Leeper, Thomas.“Archiving Reproducible Research with R and Dataverse.” The R Journal (2014): 1–8. Print. Accepted, to appear in the next volume. http://journal.r-project.org/archive/accepted/leeper.pdf

p.1: Reproducible research and data archiving are increasingly important issues in research involving statistical analyses of quantitative data. This article introduces the dvn package, which allows R users to publicly archive datasets, analysis files, codebooks, and associated metadata in Dataverse Network online repositories, an open-source data archiving project sponsored by Harvard University. In this article I review the importance of data archiving in the context of reproducible research, introduces the Dataverse Network, explain the implementation of the dvn package, and provide example code for archiving and releasing data using the package. -- Highlighted apr 20, 2014

p.1: A reproducible research workflow is most valuable when it allows others to replicate results and reproduce published results precisely. Thus complete records of all data and analyses need to be publicly and persistently available via a stable, freely available archive. -- Highlighted apr 20, 2014

p.1: Thus researchers remain in need of a service dedicated to the persistent preservation of data with sophisticated metadata support to allow others to easily find, understand, and use archived files. One such option is The Dataverse Network, a free-to-use, open-source data archive sponsored and developed by the Institute for Quantitative Social Science at Harvard University (Altman et al., 2001; King, 2007). -- Highlighted apr 20, 2014

p.1: The Dataverse Network is an increasingly prominent repository of data and associated files and is the default archive for many journals that currently require public archiving of replication files as a condition of publication. -- Highlighted apr 20, 2014
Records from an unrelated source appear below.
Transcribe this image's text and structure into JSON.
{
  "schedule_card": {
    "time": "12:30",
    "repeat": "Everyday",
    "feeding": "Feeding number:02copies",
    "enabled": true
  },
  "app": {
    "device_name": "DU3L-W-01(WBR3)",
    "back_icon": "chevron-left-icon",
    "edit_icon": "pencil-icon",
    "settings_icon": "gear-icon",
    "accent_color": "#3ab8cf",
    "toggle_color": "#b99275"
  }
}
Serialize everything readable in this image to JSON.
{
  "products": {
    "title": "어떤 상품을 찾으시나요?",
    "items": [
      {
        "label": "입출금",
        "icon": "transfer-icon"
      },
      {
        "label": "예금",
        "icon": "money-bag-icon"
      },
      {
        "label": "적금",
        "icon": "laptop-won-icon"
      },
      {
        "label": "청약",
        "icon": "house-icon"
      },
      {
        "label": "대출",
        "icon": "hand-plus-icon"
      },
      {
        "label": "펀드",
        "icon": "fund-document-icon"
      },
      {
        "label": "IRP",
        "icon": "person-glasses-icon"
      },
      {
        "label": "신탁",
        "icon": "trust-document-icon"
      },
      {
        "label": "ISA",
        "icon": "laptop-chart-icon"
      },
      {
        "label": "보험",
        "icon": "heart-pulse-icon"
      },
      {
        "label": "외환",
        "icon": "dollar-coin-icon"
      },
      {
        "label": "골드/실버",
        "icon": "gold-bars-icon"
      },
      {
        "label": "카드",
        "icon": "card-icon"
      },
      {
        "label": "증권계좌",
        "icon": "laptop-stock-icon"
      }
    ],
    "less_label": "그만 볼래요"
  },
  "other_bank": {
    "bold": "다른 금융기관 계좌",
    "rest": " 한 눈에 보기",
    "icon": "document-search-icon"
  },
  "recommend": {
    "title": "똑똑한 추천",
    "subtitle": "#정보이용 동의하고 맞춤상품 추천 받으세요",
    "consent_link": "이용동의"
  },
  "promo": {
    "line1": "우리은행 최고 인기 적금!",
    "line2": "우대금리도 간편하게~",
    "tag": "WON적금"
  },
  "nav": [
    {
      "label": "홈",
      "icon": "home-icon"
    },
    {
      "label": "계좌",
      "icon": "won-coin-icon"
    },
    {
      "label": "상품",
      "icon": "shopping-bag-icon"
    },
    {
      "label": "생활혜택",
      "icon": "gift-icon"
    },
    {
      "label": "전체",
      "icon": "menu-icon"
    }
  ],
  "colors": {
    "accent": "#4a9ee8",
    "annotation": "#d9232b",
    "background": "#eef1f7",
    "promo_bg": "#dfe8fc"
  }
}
p.2: Each study archived in a dataverse contains, at a minimum, an identifying title, but may additionally include an array of metadata and files. This means The Dataverse Network can be used to store not just a free-standing data file, but associated files in almost any format and one might include files such as data, codebooks, analysis replication files, statistical packages, questionnaires, experimental materials, and so forth. -- Highlighted apr 20, 2014

p.2: Once created, a study is given a global identifier in the form of either a Handle, or DataCite DOI, digital object identifiers that uniquely and globally identify the study. Studies are version controlled when new files are added or when metadata is modified and previous versions remain persistently accessible. Furthermore, when data files are modified, the study identifier is updated with additional version information in the form of Universal Numeric Fingerprint (UNF) (Altman and King, 2007; Altman, 2008). -- Highlighted apr 20, 2014

p.2: This means that data stored in a dataverse can be cited (e.g., in scholarly publications) not only by their handle but also by their specific version using the UNF. -- Highlighted apr 20, 2014

p.2: Reproducible research efforts can thus be enhanced by use not only of the same named dataset but the exact same version of that dataset, a major advantage over storing data in other types of archive. -- Highlighted apr 20, 2014

p.7: With the popularity of The Dataverse Network increasing, it is a logical choice for archiving one’s reproducible data and analysis files. dvn thus provides R users with the tools necessary to quickly and easily integrate data archiving into the reproducible research workflow. -- Highlighted apr 20, 2014